Another way NCATS is working to advance therapeutics development is through the Discovering New Therapeutic Uses for Existing Molecules program. This collaborative approach partners NIH researchers with industry to provide opportunities to reposition and repurpose drugs for new indications. By using agents that already have cleared several key steps in the development process, scientists nationwide have a strong starting point to contribute their unique expertise and accelerate the pace of therapeutics development. This approach utilizes crowd-sourcing to identify the most promising repurposing opportunities, avoiding research duplication and reducing the time and money required to determine if these well-developed agents can be used to treat other medical conditions.

Today, I have provided you with a brief overview of NIH’s past successes and continuing commitment to basic, translational, and clinical research. Our nation has never witnessed a time of greater promise in biomedicine, and it is important for the United States to continue to lead in this effort. With your support, we can anticipate a future of accelerating discovery across NIH’s broad research landscape, from fundamental scientific inquiry to a new era of personalized approaches to medical treatments.

This concludes my testimony, Mr. Chairman.
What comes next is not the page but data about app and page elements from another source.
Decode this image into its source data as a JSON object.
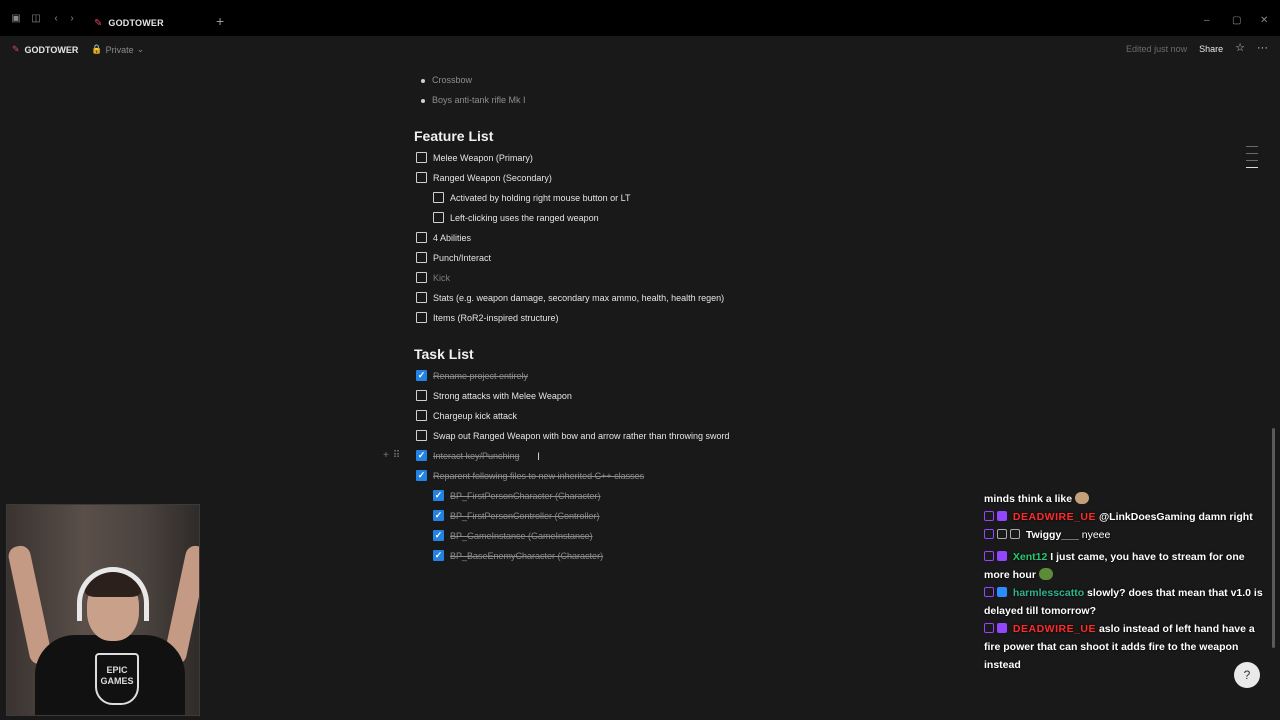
{
  "window": {
    "tab_title": "GODTOWER"
  },
  "header": {
    "title": "GODTOWER",
    "visibility": "Private",
    "edited": "Edited just now",
    "share": "Share"
  },
  "top_list": [
    "Crossbow",
    "Boys anti-tank rifle Mk I"
  ],
  "feature_list": {
    "heading": "Feature List",
    "items": [
      {
        "label": "Melee Weapon (Primary)",
        "checked": false,
        "indent": 0
      },
      {
        "label": "Ranged Weapon (Secondary)",
        "checked": false,
        "indent": 0
      },
      {
        "label": "Activated by holding right mouse button or LT",
        "checked": false,
        "indent": 1
      },
      {
        "label": "Left-clicking uses the ranged weapon",
        "checked": false,
        "indent": 1
      },
      {
        "label": "4 Abilities",
        "checked": false,
        "indent": 0
      },
      {
        "label": "Punch/Interact",
        "checked": false,
        "indent": 0
      },
      {
        "label": "Kick",
        "checked": false,
        "indent": 0,
        "muted": true
      },
      {
        "label": "Stats (e.g. weapon damage, secondary max ammo, health, health regen)",
        "checked": false,
        "indent": 0
      },
      {
        "label": "Items (RoR2-inspired structure)",
        "checked": false,
        "indent": 0
      }
    ]
  },
  "task_list": {
    "heading": "Task List",
    "items": [
      {
        "label": "Rename project entirely",
        "checked": true,
        "indent": 0
      },
      {
        "label": "Strong attacks with Melee Weapon",
        "checked": false,
        "indent": 0
      },
      {
        "label": "Chargeup kick attack",
        "checked": false,
        "indent": 0
      },
      {
        "label": "Swap out Ranged Weapon with bow and arrow rather than throwing sword",
        "checked": false,
        "indent": 0
      },
      {
        "label": "Interact key/Punching",
        "checked": true,
        "indent": 0
      },
      {
        "label": "Reparent following files to new inherited C++ classes",
        "checked": true,
        "indent": 0
      },
      {
        "label": "BP_FirstPersonCharacter (Character)",
        "checked": true,
        "indent": 1
      },
      {
        "label": "BP_FirstPersonController (Controller)",
        "checked": true,
        "indent": 1
      },
      {
        "label": "BP_GameInstance (GameInstance)",
        "checked": true,
        "indent": 1
      },
      {
        "label": "BP_BaseEnemyCharacter (Character)",
        "checked": true,
        "indent": 1
      }
    ]
  },
  "webcam": {
    "shirt_text_1": "EPIC",
    "shirt_text_2": "GAMES"
  },
  "chat": {
    "m0_text": "minds think a like",
    "m1_user": "DEADWIRE_UE",
    "m1_text": "@LinkDoesGaming damn right",
    "m2_user": "Twiggy___",
    "m2_text": "nyeee",
    "m3_user": "Xent12",
    "m3_text": "I just came, you have to stream for one more hour",
    "m4_user": "harmlesscatto",
    "m4_text": "slowly? does that mean that v1.0 is delayed till tomorrow?",
    "m5_user": "DEADWIRE_UE",
    "m5_text": "aslo instead of left hand have a fire power that can shoot it adds fire to the weapon instead"
  },
  "colors": {
    "accent": "#2383e2",
    "twitch": "#9146ff",
    "bg": "#191919"
  }
}
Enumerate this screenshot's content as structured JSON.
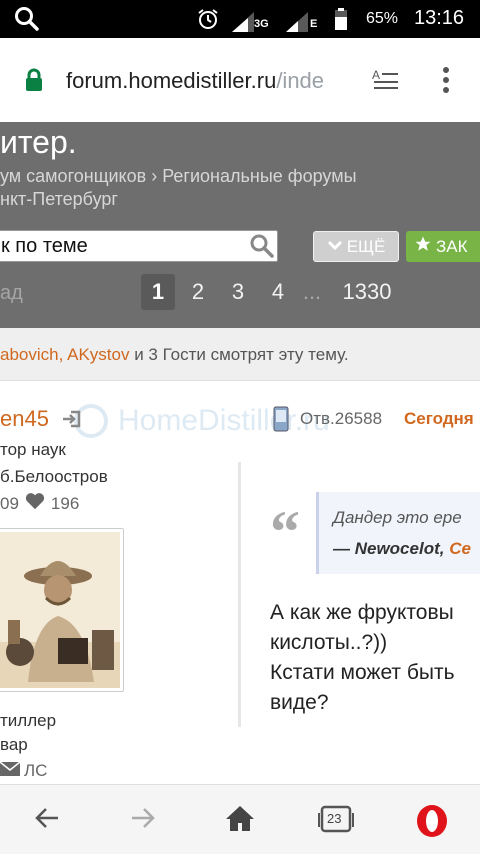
{
  "status_bar": {
    "battery_percent": "65%",
    "time": "13:16",
    "network_label": "3G",
    "network_label_2": "E"
  },
  "browser": {
    "url_host": "forum.homedistiller.ru",
    "url_rest": "/inde"
  },
  "topic": {
    "title": "итер.",
    "breadcrumb_line1": "ум самогонщиков › Региональные форумы",
    "breadcrumb_line2": "нкт-Петербург",
    "search_placeholder": "к по теме",
    "more_button": "ЕЩЁ",
    "bookmark_button": "ЗАК",
    "prev_label": "ад",
    "pages": [
      "1",
      "2",
      "3",
      "4",
      "...",
      "1330"
    ],
    "current_page": "1"
  },
  "viewers": {
    "users": "abovich, AKystov",
    "rest": " и 3 Гости смотрят эту тему."
  },
  "watermark": "HomeDistiller.ru",
  "post": {
    "author": "en45",
    "answer_label": "Отв.26588",
    "date": "Сегодня",
    "rank": "тор наук",
    "location": "б.Белоостров",
    "posts_count": "09",
    "likes": "196",
    "role": "тиллер",
    "equipment": "вар",
    "pm_label": "ЛС",
    "quote_text": "Дандер это ере",
    "quote_author": "— Newocelot, ",
    "quote_suffix": "Се",
    "body_lines": [
      "А как же фруктовы",
      "кислоты..?))",
      "Кстати может быть",
      "виде?"
    ]
  },
  "bottom_nav": {
    "tabs_count": "23"
  },
  "colors": {
    "accent_orange": "#d0691f",
    "header_gray": "#6e6e6e",
    "bookmark_green": "#79b447"
  }
}
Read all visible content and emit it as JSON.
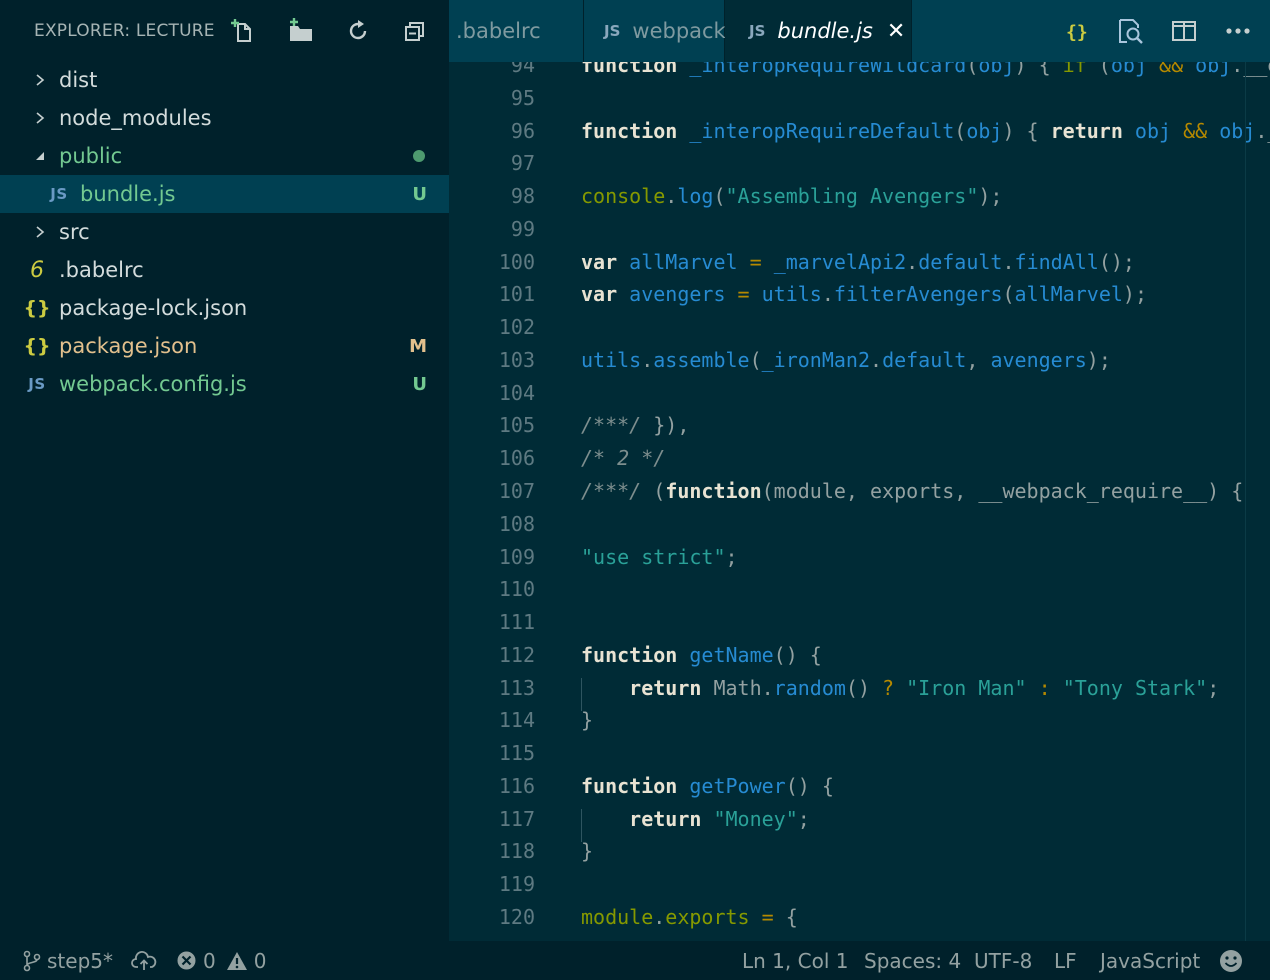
{
  "explorer": {
    "title": "EXPLORER: LECTURE",
    "actions": [
      "new-file-icon",
      "new-folder-icon",
      "refresh-icon",
      "collapse-all-icon"
    ],
    "items": [
      {
        "label": "dist",
        "kind": "folder",
        "expanded": false
      },
      {
        "label": "node_modules",
        "kind": "folder",
        "expanded": false
      },
      {
        "label": "public",
        "kind": "folder",
        "expanded": true,
        "status": "dot"
      },
      {
        "label": "bundle.js",
        "kind": "file",
        "icon": "JS",
        "badge": "U"
      },
      {
        "label": "src",
        "kind": "folder",
        "expanded": false
      },
      {
        "label": ".babelrc",
        "kind": "file",
        "icon": "6"
      },
      {
        "label": "package-lock.json",
        "kind": "file",
        "icon": "{}"
      },
      {
        "label": "package.json",
        "kind": "file",
        "icon": "{}",
        "badge": "M"
      },
      {
        "label": "webpack.config.js",
        "kind": "file",
        "icon": "JS",
        "badge": "U"
      }
    ]
  },
  "tabs": [
    {
      "label": ".babelrc",
      "icon": ""
    },
    {
      "label": "webpack.config.js",
      "icon": "JS"
    },
    {
      "label": "bundle.js",
      "icon": "JS",
      "active": true,
      "close": "✕"
    }
  ],
  "editor": {
    "lines": [
      {
        "n": "94",
        "code": "function _interopRequireWildcard(obj) { if (obj && obj.__esModule"
      },
      {
        "n": "95",
        "code": ""
      },
      {
        "n": "96",
        "code": "function _interopRequireDefault(obj) { return obj && obj.__esModule"
      },
      {
        "n": "97",
        "code": ""
      },
      {
        "n": "98",
        "code": "console.log(\"Assembling Avengers\");"
      },
      {
        "n": "99",
        "code": ""
      },
      {
        "n": "100",
        "code": "var allMarvel = _marvelApi2.default.findAll();"
      },
      {
        "n": "101",
        "code": "var avengers = utils.filterAvengers(allMarvel);"
      },
      {
        "n": "102",
        "code": ""
      },
      {
        "n": "103",
        "code": "utils.assemble(_ironMan2.default, avengers);"
      },
      {
        "n": "104",
        "code": ""
      },
      {
        "n": "105",
        "code": "/***/ }),"
      },
      {
        "n": "106",
        "code": "/* 2 */"
      },
      {
        "n": "107",
        "code": "/***/ (function(module, exports, __webpack_require__) {"
      },
      {
        "n": "108",
        "code": ""
      },
      {
        "n": "109",
        "code": "\"use strict\";"
      },
      {
        "n": "110",
        "code": ""
      },
      {
        "n": "111",
        "code": ""
      },
      {
        "n": "112",
        "code": "function getName() {"
      },
      {
        "n": "113",
        "code": "    return Math.random() ? \"Iron Man\" : \"Tony Stark\";"
      },
      {
        "n": "114",
        "code": "}"
      },
      {
        "n": "115",
        "code": ""
      },
      {
        "n": "116",
        "code": "function getPower() {"
      },
      {
        "n": "117",
        "code": "    return \"Money\";"
      },
      {
        "n": "118",
        "code": "}"
      },
      {
        "n": "119",
        "code": ""
      },
      {
        "n": "120",
        "code": "module.exports = {"
      }
    ]
  },
  "statusbar": {
    "branch": "step5*",
    "errors": "0",
    "warnings": "0",
    "cursor": "Ln 1, Col 1",
    "spaces": "Spaces: 4",
    "encoding": "UTF-8",
    "eol": "LF",
    "language": "JavaScript"
  },
  "colors": {
    "sidebar_bg": "#00212b",
    "editor_bg": "#002b36",
    "selection": "#004052",
    "untracked": "#73c991",
    "modified": "#e2c08d",
    "keyword": "#e8e3d3",
    "function": "#268bd2",
    "string": "#2aa198"
  }
}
I look forward to your questions.


This page last reviewed on April 7, 2016